### [Data extracts]
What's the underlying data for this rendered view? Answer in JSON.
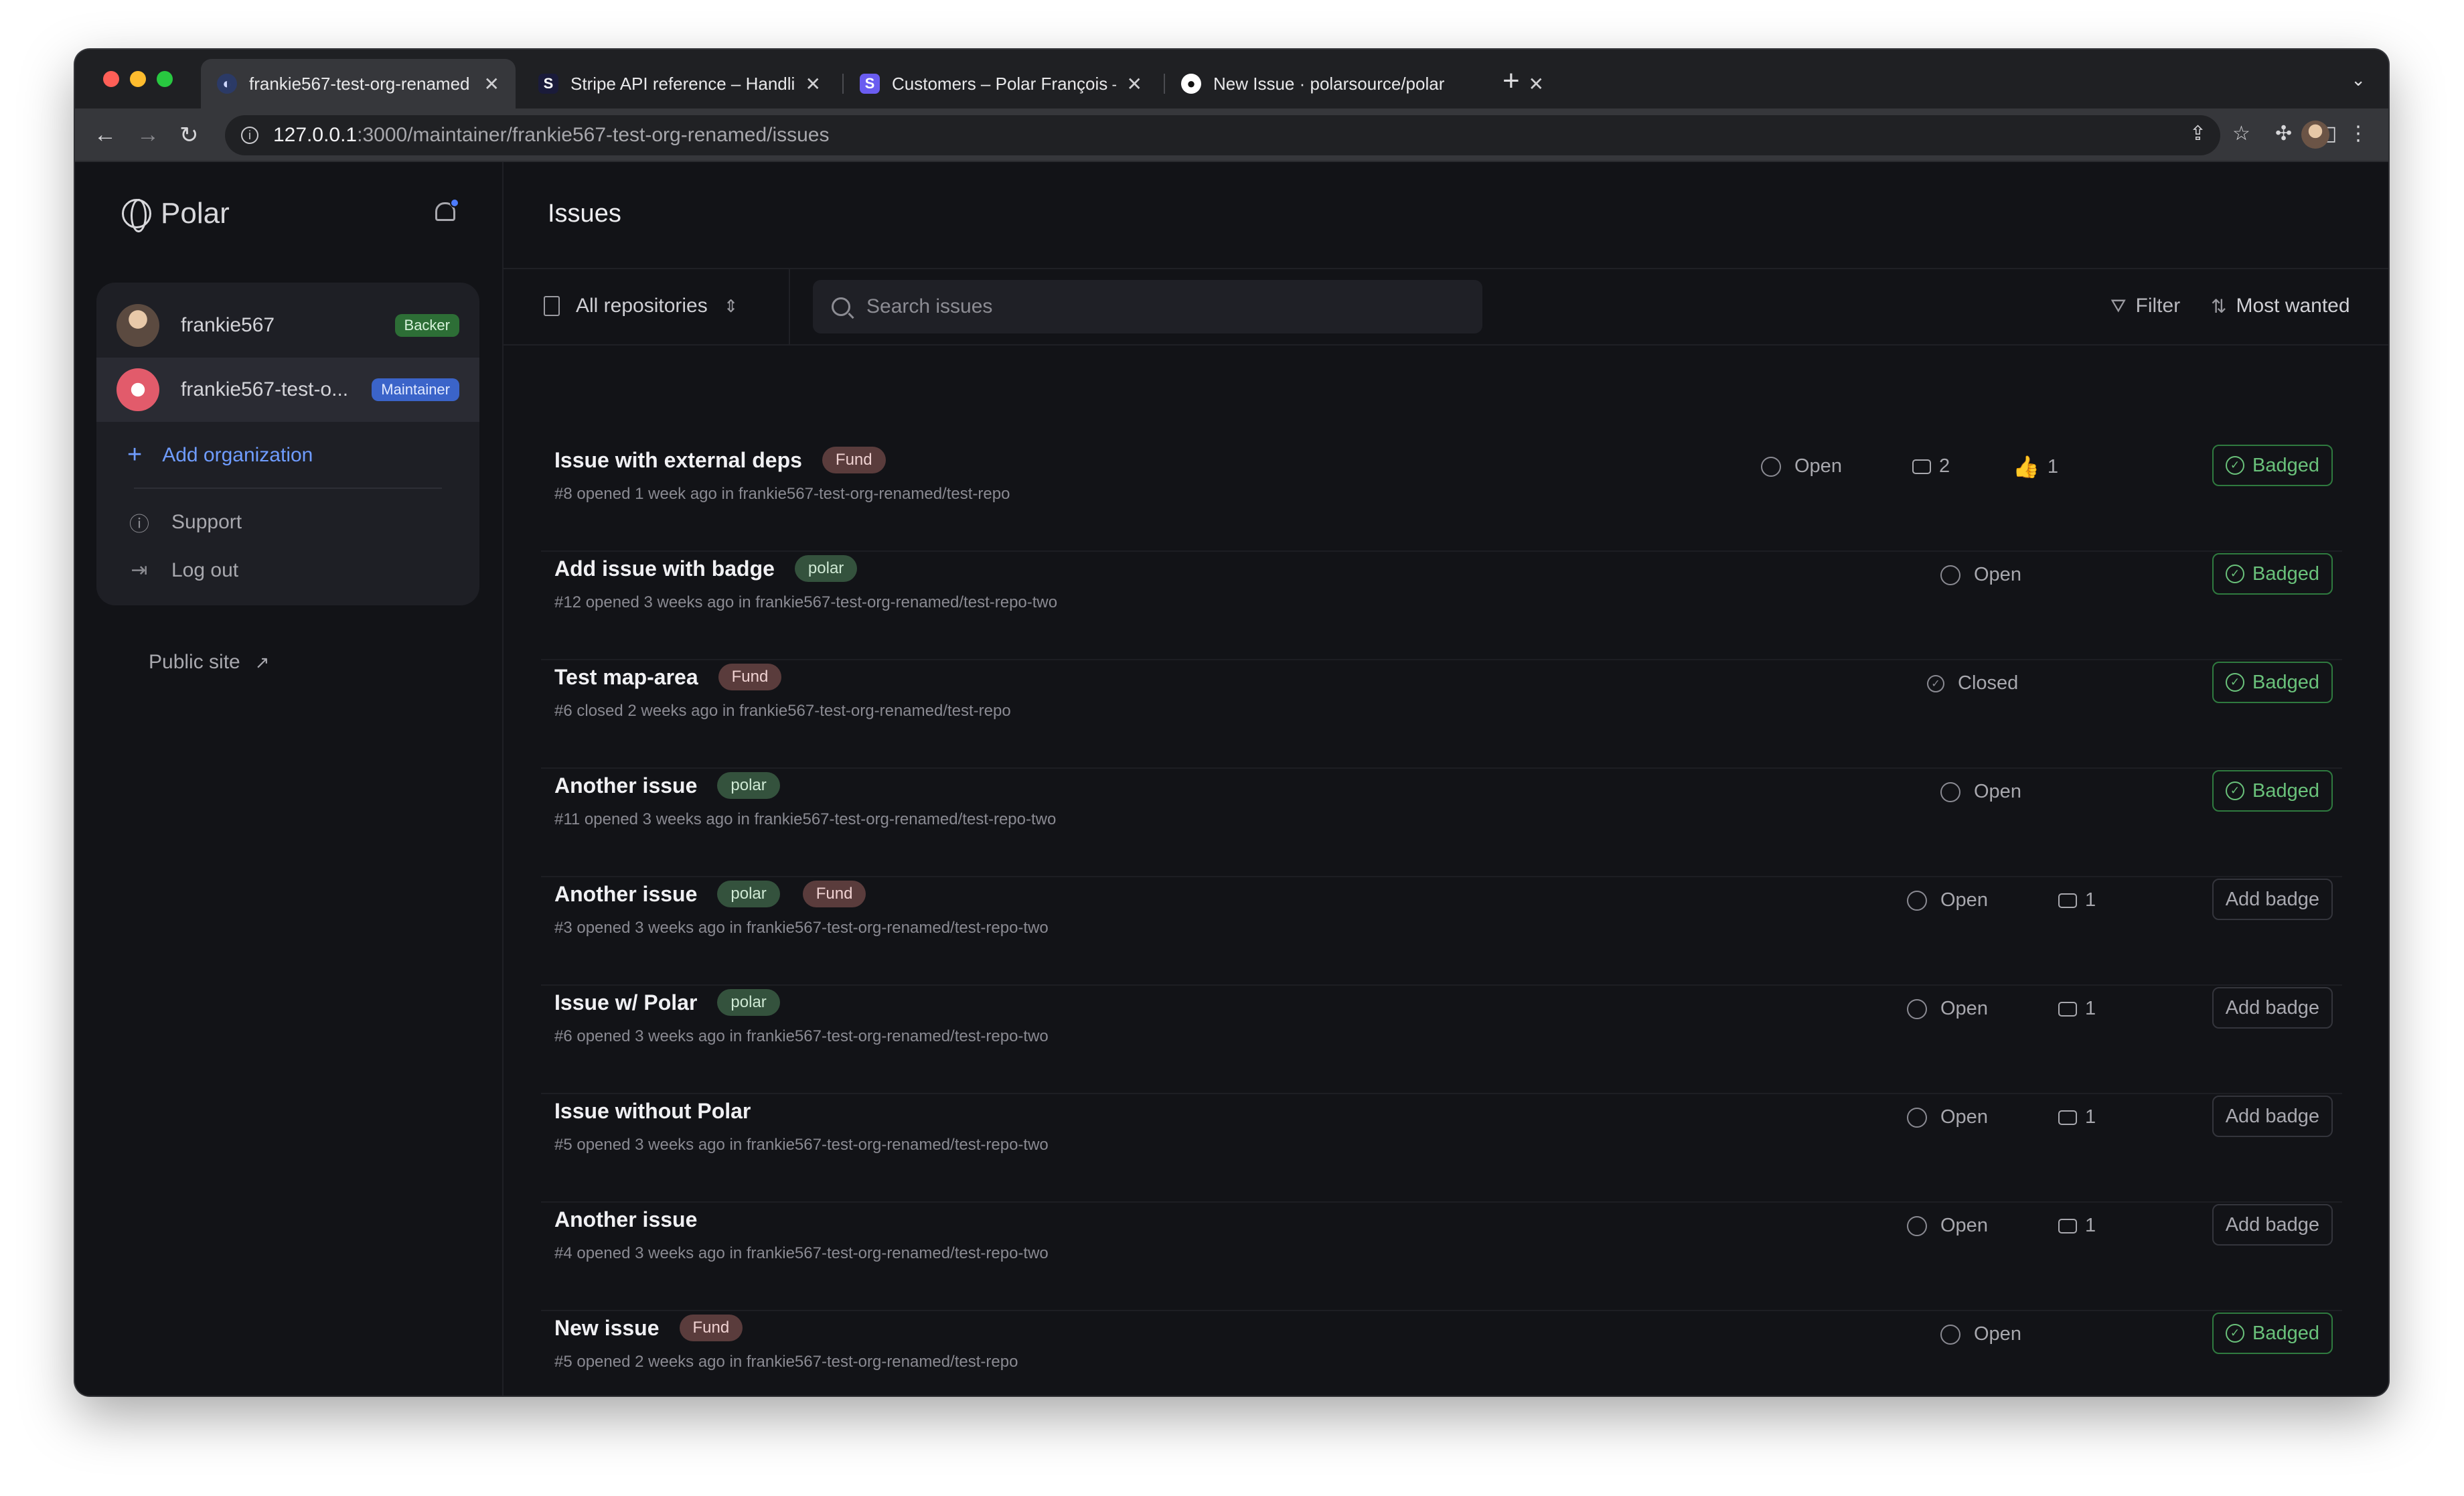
{
  "browser": {
    "tabs": [
      {
        "title": "frankie567-test-org-renamed",
        "favicon": "P",
        "active": true
      },
      {
        "title": "Stripe API reference – Handlin",
        "favicon": "S",
        "active": false
      },
      {
        "title": "Customers – Polar François –",
        "favicon": "S",
        "active": false
      },
      {
        "title": "New Issue · polarsource/polar",
        "favicon": "gh",
        "active": false
      }
    ],
    "url_host": "127.0.0.1",
    "url_path": ":3000/maintainer/frankie567-test-org-renamed/issues"
  },
  "sidebar": {
    "logo_text": "Polar",
    "orgs": [
      {
        "name": "frankie567",
        "role": "Backer"
      },
      {
        "name": "frankie567-test-o...",
        "role": "Maintainer"
      }
    ],
    "add_org_label": "Add organization",
    "support_label": "Support",
    "logout_label": "Log out",
    "public_site_label": "Public site"
  },
  "main": {
    "title": "Issues",
    "repo_selector": "All repositories",
    "search_placeholder": "Search issues",
    "filter_label": "Filter",
    "sort_label": "Most wanted"
  },
  "issues": [
    {
      "title": "Issue with external deps",
      "labels": [
        "Fund"
      ],
      "sub": "#8 opened 1 week ago in frankie567-test-org-renamed/test-repo",
      "state": "Open",
      "comments": "2",
      "reactions": "1",
      "badge": "Badged"
    },
    {
      "title": "Add issue with badge",
      "labels": [
        "polar"
      ],
      "sub": "#12 opened 3 weeks ago in frankie567-test-org-renamed/test-repo-two",
      "state": "Open",
      "comments": "",
      "reactions": "",
      "badge": "Badged"
    },
    {
      "title": "Test map-area",
      "labels": [
        "Fund"
      ],
      "sub": "#6 closed 2 weeks ago in frankie567-test-org-renamed/test-repo",
      "state": "Closed",
      "comments": "",
      "reactions": "",
      "badge": "Badged"
    },
    {
      "title": "Another issue",
      "labels": [
        "polar"
      ],
      "sub": "#11 opened 3 weeks ago in frankie567-test-org-renamed/test-repo-two",
      "state": "Open",
      "comments": "",
      "reactions": "",
      "badge": "Badged"
    },
    {
      "title": "Another issue",
      "labels": [
        "polar",
        "Fund"
      ],
      "sub": "#3 opened 3 weeks ago in frankie567-test-org-renamed/test-repo-two",
      "state": "Open",
      "comments": "1",
      "reactions": "",
      "badge": "Add badge"
    },
    {
      "title": "Issue w/ Polar",
      "labels": [
        "polar"
      ],
      "sub": "#6 opened 3 weeks ago in frankie567-test-org-renamed/test-repo-two",
      "state": "Open",
      "comments": "1",
      "reactions": "",
      "badge": "Add badge"
    },
    {
      "title": "Issue without Polar",
      "labels": [],
      "sub": "#5 opened 3 weeks ago in frankie567-test-org-renamed/test-repo-two",
      "state": "Open",
      "comments": "1",
      "reactions": "",
      "badge": "Add badge"
    },
    {
      "title": "Another issue",
      "labels": [],
      "sub": "#4 opened 3 weeks ago in frankie567-test-org-renamed/test-repo-two",
      "state": "Open",
      "comments": "1",
      "reactions": "",
      "badge": "Add badge"
    },
    {
      "title": "New issue",
      "labels": [
        "Fund"
      ],
      "sub": "#5 opened 2 weeks ago in frankie567-test-org-renamed/test-repo",
      "state": "Open",
      "comments": "",
      "reactions": "",
      "badge": "Badged"
    }
  ],
  "colors": {
    "accent": "#6f9cff",
    "badged": "#6ac27b",
    "backer": "#2d6e36",
    "maintainer": "#3b64c9"
  }
}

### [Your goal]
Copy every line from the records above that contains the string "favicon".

### [Exercise output]
        "favicon": "P",
        "favicon": "S",
        "favicon": "S",
        "favicon": "gh",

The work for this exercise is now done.